Iny’s Funeral Chapel
Reconstruction of Iny’s funeral chapel. The Egyptian Museum of Barcelona has managed to recover several fragments of this chapel and complete the hieroglyphs of the missing fragments, after 20 years of research and retrieval efforts.
Bas-relief of Isis and Nephthys
Bas-relief of a scene with the goddess Nephthys on the left and the goddess Isis on the right. Above the body, a flying character, which seems to correspond to Horus, carries the shen ring (Shenu). Under the body, there are canopic jars.
A wooden canopic chest from 302-30 BC, used to hold canopic jars containing internal organs, with a depiction of the god Anubis with other characters, and below, several Djed pillars, symbols of stability.

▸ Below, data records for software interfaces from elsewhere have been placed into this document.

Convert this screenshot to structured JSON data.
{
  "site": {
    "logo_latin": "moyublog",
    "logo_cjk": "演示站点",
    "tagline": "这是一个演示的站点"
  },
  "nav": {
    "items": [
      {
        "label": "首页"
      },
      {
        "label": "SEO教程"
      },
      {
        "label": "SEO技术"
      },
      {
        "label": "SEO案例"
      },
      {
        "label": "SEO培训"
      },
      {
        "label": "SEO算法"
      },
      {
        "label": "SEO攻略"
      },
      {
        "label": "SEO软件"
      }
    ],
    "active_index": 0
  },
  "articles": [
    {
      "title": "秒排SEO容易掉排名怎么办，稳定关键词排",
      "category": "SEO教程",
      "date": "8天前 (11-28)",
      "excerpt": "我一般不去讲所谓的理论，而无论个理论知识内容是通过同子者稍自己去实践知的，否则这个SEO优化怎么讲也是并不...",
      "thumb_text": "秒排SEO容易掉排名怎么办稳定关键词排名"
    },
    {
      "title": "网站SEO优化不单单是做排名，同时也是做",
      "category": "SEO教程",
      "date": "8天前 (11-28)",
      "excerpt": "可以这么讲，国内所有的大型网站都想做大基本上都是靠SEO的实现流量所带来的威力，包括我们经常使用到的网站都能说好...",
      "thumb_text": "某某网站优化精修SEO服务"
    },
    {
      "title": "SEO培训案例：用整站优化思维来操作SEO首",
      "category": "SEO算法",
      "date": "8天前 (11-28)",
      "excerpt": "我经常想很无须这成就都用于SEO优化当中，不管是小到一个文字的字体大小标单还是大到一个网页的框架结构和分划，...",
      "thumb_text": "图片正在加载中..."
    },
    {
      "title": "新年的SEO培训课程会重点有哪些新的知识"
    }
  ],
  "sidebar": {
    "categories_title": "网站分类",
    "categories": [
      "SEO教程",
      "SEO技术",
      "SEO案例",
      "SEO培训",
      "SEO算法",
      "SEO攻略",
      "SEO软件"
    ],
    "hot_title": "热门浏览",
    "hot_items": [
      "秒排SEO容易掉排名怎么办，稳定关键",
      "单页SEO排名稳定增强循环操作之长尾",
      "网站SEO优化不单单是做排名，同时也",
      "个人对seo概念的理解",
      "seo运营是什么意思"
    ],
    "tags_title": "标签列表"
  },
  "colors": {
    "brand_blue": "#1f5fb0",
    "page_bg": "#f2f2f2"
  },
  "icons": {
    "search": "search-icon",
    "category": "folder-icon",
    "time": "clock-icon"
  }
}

Block statue of Huy
This is one of the several limestone block statues this museum has. Its estimated date is from 1307 to 1196 BC. The head of these block or cube statues is usually very detailed, and the sides or front of the block contain various inscriptions about the life of the person, in this case a dedication by the children of the deceased, Iny and Huy. As to photography, although I only included this photo to share this material and analyze it, the artifact on the glass can usually be reduced or even avoided, if you want, by using a polarizing filter on SLR cameras, when you can’t find a better angle without glass reflections.

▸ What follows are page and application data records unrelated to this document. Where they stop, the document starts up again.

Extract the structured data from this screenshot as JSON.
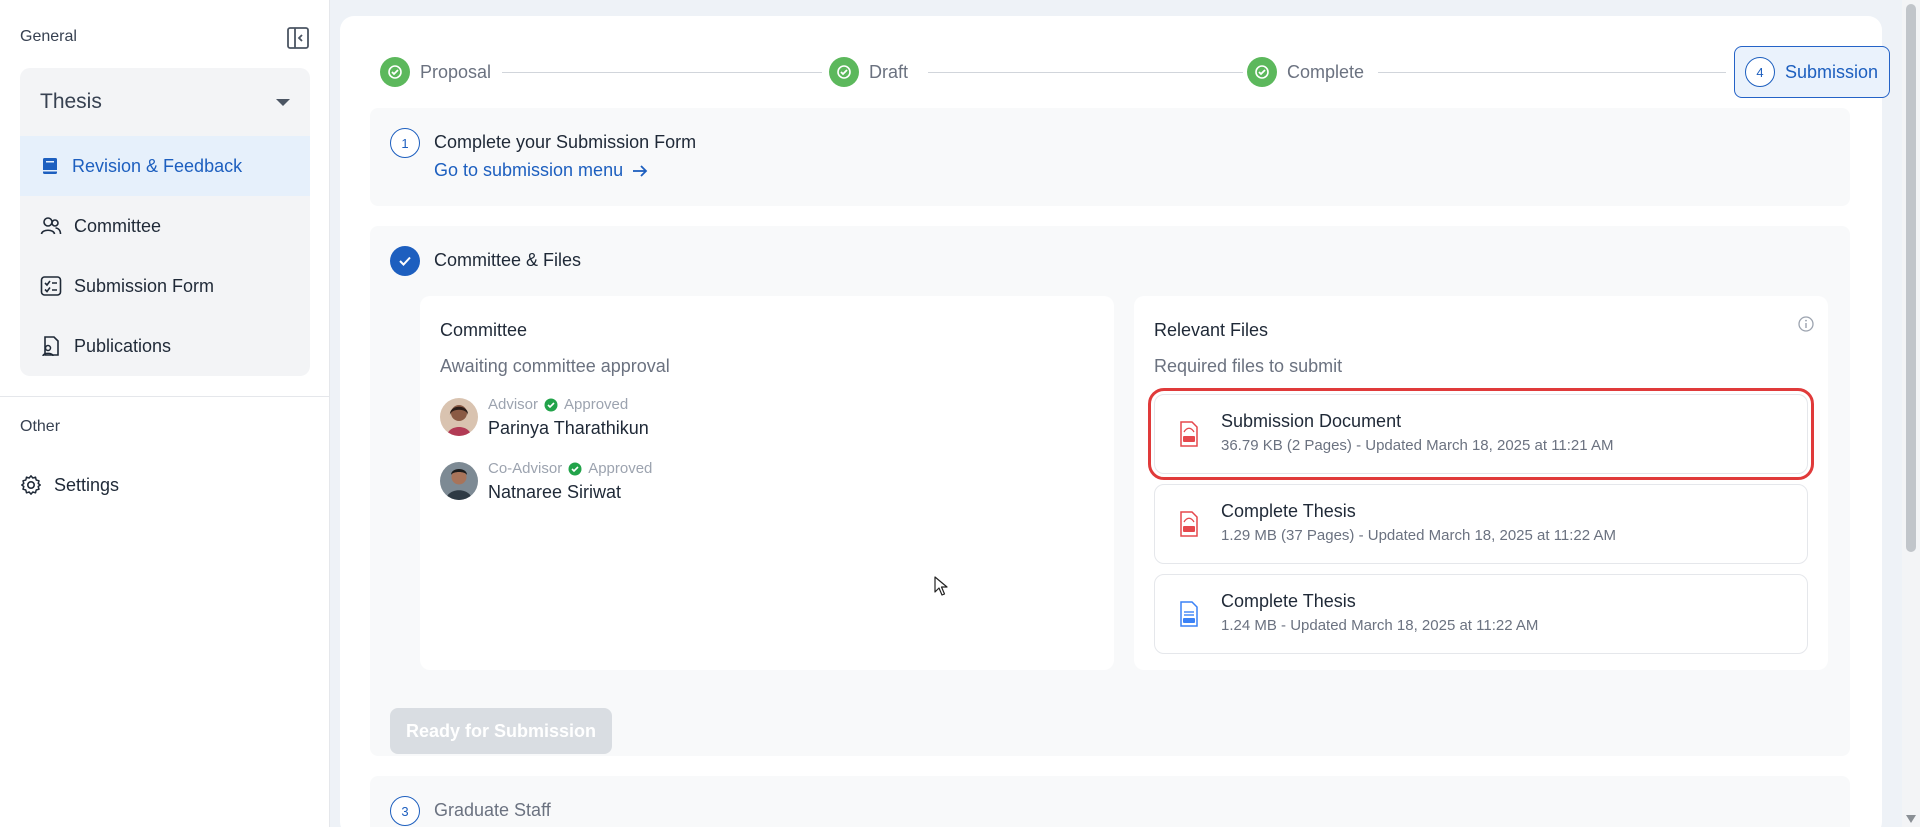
{
  "sidebar": {
    "general_label": "General",
    "other_label": "Other",
    "group_title": "Thesis",
    "items": [
      {
        "label": "Revision & Feedback",
        "icon": "book-icon",
        "active": true
      },
      {
        "label": "Committee",
        "icon": "users-icon",
        "active": false
      },
      {
        "label": "Submission Form",
        "icon": "checklist-icon",
        "active": false
      },
      {
        "label": "Publications",
        "icon": "document-user-icon",
        "active": false
      }
    ],
    "settings_label": "Settings"
  },
  "stepper": {
    "steps": [
      {
        "label": "Proposal",
        "status": "done"
      },
      {
        "label": "Draft",
        "status": "done"
      },
      {
        "label": "Complete",
        "status": "done"
      },
      {
        "label": "Submission",
        "status": "current",
        "number": "4"
      }
    ]
  },
  "step1": {
    "number": "1",
    "title": "Complete your Submission Form",
    "link": "Go to submission menu"
  },
  "step2": {
    "title": "Committee & Files",
    "committee": {
      "title": "Committee",
      "status": "Awaiting committee approval",
      "members": [
        {
          "role": "Advisor",
          "approval": "Approved",
          "name": "Parinya Tharathikun"
        },
        {
          "role": "Co-Advisor",
          "approval": "Approved",
          "name": "Natnaree Siriwat"
        }
      ]
    },
    "files": {
      "title": "Relevant Files",
      "subtitle": "Required files to submit",
      "items": [
        {
          "name": "Submission Document",
          "meta": "36.79 KB (2 Pages) - Updated March 18, 2025 at 11:21 AM",
          "type": "pdf"
        },
        {
          "name": "Complete Thesis",
          "meta": "1.29 MB (37 Pages) - Updated March 18, 2025 at 11:22 AM",
          "type": "pdf"
        },
        {
          "name": "Complete Thesis",
          "meta": "1.24 MB - Updated March 18, 2025 at 11:22 AM",
          "type": "doc"
        }
      ]
    },
    "button": "Ready for Submission"
  },
  "step3": {
    "number": "3",
    "title": "Graduate Staff"
  },
  "colors": {
    "accent": "#1d5fbf",
    "success": "#5cb85c",
    "highlight": "#e03a3a",
    "pdf": "#e5484d",
    "doc": "#3b82f6"
  }
}
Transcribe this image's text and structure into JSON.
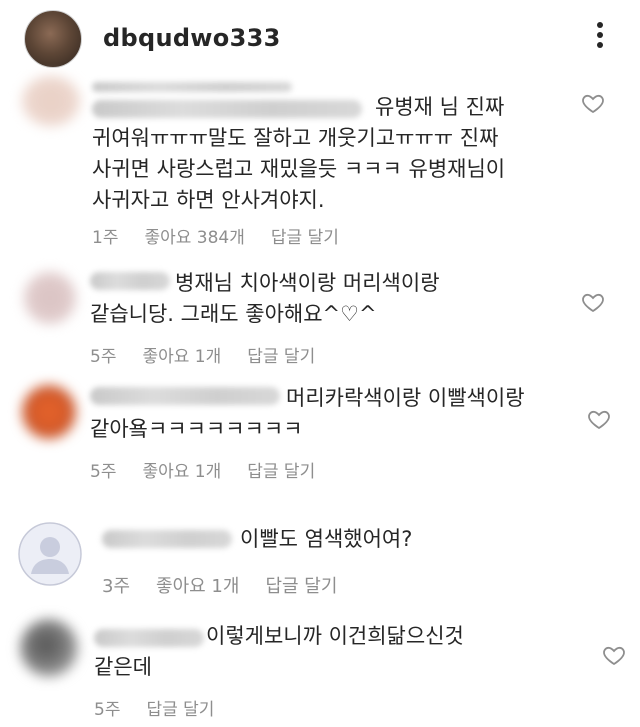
{
  "header": {
    "username": "dbqudwo333"
  },
  "comments": [
    {
      "username_hint": "@jysohaosmilesavesilver",
      "text": "유병재 님 진짜\n귀여워ㅠㅠㅠ말도 잘하고 개웃기고ㅠㅠㅠ 진짜\n사귀면 사랑스럽고 재밌을듯 ㅋㅋㅋ 유병재님이\n사귀자고 하면 안사겨야지.",
      "time": "1주",
      "likes": "좋아요 384개",
      "reply": "답글 달기"
    },
    {
      "text": "병재님 치아색이랑 머리색이랑\n같습니당. 그래도 좋아해요^♡^",
      "time": "5주",
      "likes": "좋아요 1개",
      "reply": "답글 달기"
    },
    {
      "text": "머리카락색이랑 이빨색이랑\n같아욬ㅋㅋㅋㅋㅋㅋㅋㅋ",
      "time": "5주",
      "likes": "좋아요 1개",
      "reply": "답글 달기"
    },
    {
      "text": "이빨도 염색했어여?",
      "time": "3주",
      "likes": "좋아요 1개",
      "reply": "답글 달기"
    },
    {
      "text": "이렇게보니까 이건희닮으신것\n같은데",
      "time": "5주",
      "reply": "답글 달기"
    }
  ],
  "colors": {
    "text": "#262626",
    "meta": "#8e8e8e",
    "heart": "#8e8e8e"
  }
}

Detail of a block statue
These funerary monuments were frequent for several centuries in the Egyptian culture; in fact, it is estimated that they were implemented for approximately 2000 years. Throughout various dynasties, some modifications in their content were introduced, but the inscriptions in these cubes usually included a story about the person.
On the left, a stele of a character holding snakes in both hands, and surrounded by scorpions, which would correspond to the god Horus depicted as a child. The piece on the right-hand side photo shows a snake with a beard and standing up, which could correspond to the serpent god Nehebkau.
A golden sarcophagus with hieroglyphics, and inside the second glass cabinet in the background you can see x-ray plates, lying beneath the mummy, partially visible in the picture. The museum conducted a radiographic study of this mummy, without disturbing the piece, in which it was determined that the individual was a woman, embalmed with various objects.
Statues and busts
Egyptian figurine of the hand mill worker
The goddess Isis
Sculpture of a baboon
A life-size stone sculpture of a baboon. The other side of this sculpture (the left side of the baboon) was broken, and the top of sculpture also seems to be missing its original structure, so in this case it might be a depiction of the god Djehuty (or Thoth), a deity that is sometimes represented as a baboon with a lunar disk on top of his head, or it could also be the god Babi or Baba.
Ceremonial staff and sistrum
On the left, the crown of an Egyptian ceremonial staff made of bronze, with a depiction of the god Bes (715-332 BC). On the right, a metallic sistrum or “sechechet,” used as a musical instrument in sacred ceremonies and rituals.
Ceremonial staff with a rowboat
Another ceremonial piece made of metal that represents an Egyptian rowboat.
Mummy of a crocodile
Animals always played a key role in ancient Egypt, either by representing various gods, in hieroglyphic writing, or even as pets, whose treatment by their owner was an important factor in the afterlife. Animal mummification was therefore common, including pets such as cats, dogs, birds and baboons, but also crocodiles, such as the one on this picture.
Lapis lazuli ornaments
The Egyptian Museum of Barcelona has a full section of ornaments, amulets and jewelry of different materials and colors, with gold and lapis lazuli standing out. The pieces are quite varied and detailed, with different representations; in this case, a beetle with outspread wings.